Those insulting him today too don’t understand him, but I don’t blame them because if they understand him, they will leave their current political comfort zones to see things beyond their noses. They prefer to remain in these calcified cocoons to spew out garbage against the Osagyefo. That is the only means to remain in contention in the murky waters of Ghanaian politics. But they are mistaken. They can’t dim the light that the Great Osagyefo lit many years ago.

We recall with pride that Nkrumah is on record as the only Ghanaian leader who died penniless, owning nothing anywhere in Ghana. Even his mother had to be relocated in one of the buildings at the Nyaniba Estates in Accra, long after his death. Nkrumah had no self-acquisitive spirit to goad him on. He is antithetical to all those who came after him and remains in our hearts as an exemplary selfless leader.

Tell me. Which of those entering politics can claim to be selfless? Even those working with Nkrumah failed the test. Komla Agbeli Gbedemah (then Finance Minister in 1961) had to flee from Nkrumah’s anger when exposed. How about Krobo Edusei and Kojo Botsio, not to mention all others who allowed their quest for material wealth to endanger Nkrumah’s agenda for Ghana?

Knowing very well the nature of the negative forces arrayed against him—and mindful of his desire to advance the cause of Ghana—Nkrumah ruled with remarkable selfless devotion. Yes, he qualifies in the political lexicon as a dictator, but his was a dictator guided by reasons other than what has motivated others in our own country or elsewhere.

Nkrumah’s dictatorship wasn’t for self-acquisition or self-aggrandizement, regardless of the accolade for him as the “Showboy of Africa” or “Nkrumah never dies”. I have been told how he was adored by many, especially women of the CPP wing who spread their cloth for him to walk on wherever he appeared on the political landscape.
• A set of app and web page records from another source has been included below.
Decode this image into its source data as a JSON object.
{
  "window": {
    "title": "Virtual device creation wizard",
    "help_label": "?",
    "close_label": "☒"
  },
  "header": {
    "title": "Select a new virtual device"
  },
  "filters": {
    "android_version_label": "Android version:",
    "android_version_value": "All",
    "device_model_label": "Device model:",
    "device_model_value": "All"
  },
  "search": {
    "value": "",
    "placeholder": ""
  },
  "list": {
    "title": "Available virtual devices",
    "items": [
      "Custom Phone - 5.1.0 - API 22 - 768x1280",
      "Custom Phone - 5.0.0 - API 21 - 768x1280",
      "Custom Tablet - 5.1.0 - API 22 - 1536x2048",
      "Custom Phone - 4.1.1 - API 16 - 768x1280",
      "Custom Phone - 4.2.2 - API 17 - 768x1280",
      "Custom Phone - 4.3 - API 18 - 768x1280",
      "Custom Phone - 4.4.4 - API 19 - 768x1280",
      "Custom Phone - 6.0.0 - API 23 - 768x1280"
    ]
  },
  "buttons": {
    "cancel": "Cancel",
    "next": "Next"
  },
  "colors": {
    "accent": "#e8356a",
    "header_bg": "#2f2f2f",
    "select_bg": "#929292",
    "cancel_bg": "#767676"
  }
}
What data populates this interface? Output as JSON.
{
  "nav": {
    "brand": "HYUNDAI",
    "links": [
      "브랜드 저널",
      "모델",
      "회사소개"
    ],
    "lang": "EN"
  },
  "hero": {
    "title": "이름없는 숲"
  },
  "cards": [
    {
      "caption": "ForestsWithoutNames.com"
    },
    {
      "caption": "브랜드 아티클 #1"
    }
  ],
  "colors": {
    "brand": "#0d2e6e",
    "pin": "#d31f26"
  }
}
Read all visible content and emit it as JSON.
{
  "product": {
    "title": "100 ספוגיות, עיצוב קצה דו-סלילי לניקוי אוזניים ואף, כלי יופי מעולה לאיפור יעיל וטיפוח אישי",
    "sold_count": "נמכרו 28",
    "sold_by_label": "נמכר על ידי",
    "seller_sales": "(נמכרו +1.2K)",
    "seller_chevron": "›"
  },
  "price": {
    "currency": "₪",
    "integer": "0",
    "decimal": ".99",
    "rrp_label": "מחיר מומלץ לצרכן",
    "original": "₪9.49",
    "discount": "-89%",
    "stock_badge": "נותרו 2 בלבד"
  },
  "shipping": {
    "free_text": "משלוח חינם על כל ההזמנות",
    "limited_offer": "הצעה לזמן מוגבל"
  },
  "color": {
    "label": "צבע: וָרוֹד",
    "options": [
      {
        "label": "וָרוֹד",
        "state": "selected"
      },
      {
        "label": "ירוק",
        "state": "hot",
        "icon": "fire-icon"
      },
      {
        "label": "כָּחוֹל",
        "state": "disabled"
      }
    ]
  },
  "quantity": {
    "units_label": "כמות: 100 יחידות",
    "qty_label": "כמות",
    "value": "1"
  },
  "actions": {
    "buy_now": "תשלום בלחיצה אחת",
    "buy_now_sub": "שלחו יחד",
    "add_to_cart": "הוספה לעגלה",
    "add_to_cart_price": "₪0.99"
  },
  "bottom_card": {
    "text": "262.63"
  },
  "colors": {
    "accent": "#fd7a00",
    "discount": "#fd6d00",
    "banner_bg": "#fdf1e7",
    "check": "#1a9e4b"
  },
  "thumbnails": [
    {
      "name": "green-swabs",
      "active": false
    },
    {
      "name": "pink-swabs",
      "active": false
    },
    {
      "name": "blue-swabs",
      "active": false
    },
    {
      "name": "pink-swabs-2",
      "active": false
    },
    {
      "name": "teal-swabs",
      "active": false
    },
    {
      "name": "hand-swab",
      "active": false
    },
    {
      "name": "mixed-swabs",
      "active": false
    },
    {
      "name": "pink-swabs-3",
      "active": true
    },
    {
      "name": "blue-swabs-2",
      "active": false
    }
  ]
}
They did so, not because they were turning their “buttocks” into baits (as happened under Kutu Acheampong—“Fa wo to be gye Golf”) but because they knew what the Great Osagyefo meant to Ghana. And Nkrumah himself gave clear indications of what he could do for the country. And he did it too, deriving no material benefit therefrom.

Is this the man to be dismissed so petulantly as “an opportunist”? What in Nkrumah’s life projected him as an opportunist to be so insulted today by Ayikwei Otoo? And to imagine him saying that he would personally lead the campaign to divest Nkrumah of all the honour done him? How vicious can’t these NPP people be?

We must point it out to these NPP latter-day saints (whom I derisively have written off as the Pharisees of Ghanaian politics) that their Nkrumah-loathing will add more woes to what has been buffeting them since they lost the 2008 elections.

What they have begun doing is nothing strange. Their forebears did it to him and passed the baton on to them. They did it to Jerry Rawlings when he was in power and carried it further when he left office. They did it to Dr. Hilla Limann and Prof. Mills. It is their penchant and I don’t expect it to change.

Their tunnel-vision capabilities won’t allow them to see anything beyond their bulbous noses. They go all out to assassinate the character of those they cannot outdo in politics and stick to their own self-righteous and self-opinionated impressions about themselves even when it is clearly written on the wall that they are out of touch with reality and can’t expect to endear themselves to the hearts of the electorate at election time or even out of season.

They are wont to see nothing good in their political opponents even when the whole world recognizes their good works and see them as the cynosure. In their narrow-minded approach to politics, they consider themselves as the be-it-all-and-end-it-all even with their obnoxious “book politics”

We are proud to reiterate that for all that he did for Ghana, in particular, Africa and the whole world, in general, Nkrumah will continue to stand tall in the comity of world leaders. The wise crack that “Nkrumah Never Dies” will continue to haunt and pinch these NPP detractors till they fade off the scene in disgrace.

I shall return…

• E-mail: mjbokor@yahoo.com

• Join me on Facebook at: http://www.facebook.com/mjkbokor

• Contact me through http://mjkbokor.wordpress.com/2013/08/19/writers-relief/ for solutions to your writing problems.

Columnist: Bokor, Michael J. K.